Parents: Kidzworld lets tweens and teens to communicate with people they don’t know but uses humans and software to protect kids’ privacy and safety. A live staff member moderates the chat room during the hours it’s open. Staff moderators approve photos, videos, and articles kids post and write. Filtration software monitors comments, forums, and blogs and passes flagged content onto staff members for approval, but parents should bear in mind that no filtration software is perfect. Kids can send e-cards to each other if they know the recipient’s email address or username and the sender’s email address is disguised.
Cost: Free. Age: 9-17.
For tweens: Tweens who love music will love this charming, crowd-pleasing site. While some videos are choppy and games could be more challenging, the trendy music selection is the big draw here.
Parents: This highly regarded site creates a safe spot for kids to listen to hip music — all pre-screened by parents.
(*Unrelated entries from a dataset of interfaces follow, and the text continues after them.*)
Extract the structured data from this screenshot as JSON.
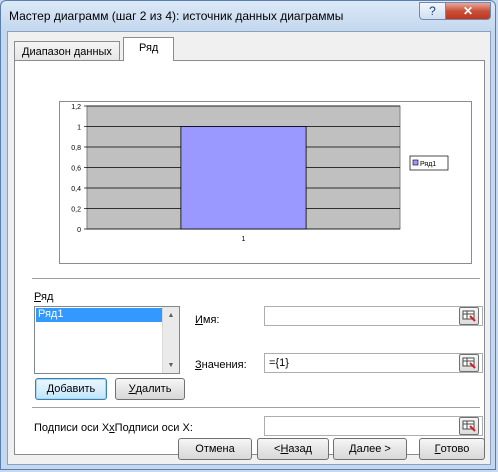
{
  "window": {
    "title": "Мастер диаграмм (шаг 2 из 4): источник данных диаграммы",
    "help_label": "?",
    "close_label": "✕"
  },
  "tabs": [
    {
      "label": "Диапазон данных",
      "active": false
    },
    {
      "label": "Ряд",
      "active": true
    }
  ],
  "chart_data": {
    "type": "bar",
    "categories": [
      "1"
    ],
    "series": [
      {
        "name": "Ряд1",
        "values": [
          1
        ]
      }
    ],
    "ylim": [
      0,
      1.2
    ],
    "yticks": [
      "0",
      "0,2",
      "0,4",
      "0,6",
      "0,8",
      "1",
      "1,2"
    ],
    "grid": true,
    "legend": "right",
    "colors": {
      "bar": "#9999ff",
      "plot_bg": "#c0c0c0"
    }
  },
  "series_section": {
    "label": "Ряд",
    "items": [
      "Ряд1"
    ],
    "add_button": "Добавить",
    "remove_button": "Удалить"
  },
  "fields": {
    "name_label": "Имя:",
    "name_value": "",
    "values_label": "Значения:",
    "values_value": "={1}",
    "xlabels_label": "Подписи оси X:",
    "xlabels_value": ""
  },
  "footer": {
    "cancel": "Отмена",
    "back": "< Назад",
    "next": "Далее >",
    "finish": "Готово"
  }
}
With games, videos, and a virtual world to explore, and an emphasis on music appreciation, it’s a sweet-sounding mix of what kids want in music and what parents want online — safety and education.
Cost: You can play on Franktown Rocks as a guest, or to join paid membership. Age: Tweens
Parents: This networking site has made some serious efforts to ensure kids have a safe experience. Users can’t friend strangers through the site; they need to get a randomly generated code for each friend they invite to join, and send it via text or print it out and bring the code to school.
Cost: free. Age: For kids under 13
Grom Kids: When one 11-year-old got kicked off Facebook recently, he decided to start his own social network — no joke. The result is a space for kids to chat, share videos, get homework help, and more, with 24/7 live monitoring.
For parents: Only adults who are parent-approved can join the site, and mom and dad receive regular e-mails updating them on their kid’s online activity.
Cost: free. Age: 15 and under.
More than just a digital babysitter, social networks for kids can be a useful teaching tool, helping kids learn about appropriate social network etiquette, safe sharing practices and online citizenship. You may opt an age-appropriate social network that your kids will love and you can approve of. Your kids will like them, and you’ll rest easy knowing they’re protected.
Share with us your experience on Social Networks for kids under 13!Read more:
Social Networking Sites for Kidshttp://www.parenting.com/article/social-networking-sites-for-kids
6 Great Social Networking Sites Just For Kidshttp://www.popsugar.com/moms/Best-Social-Networks-Kids-15191030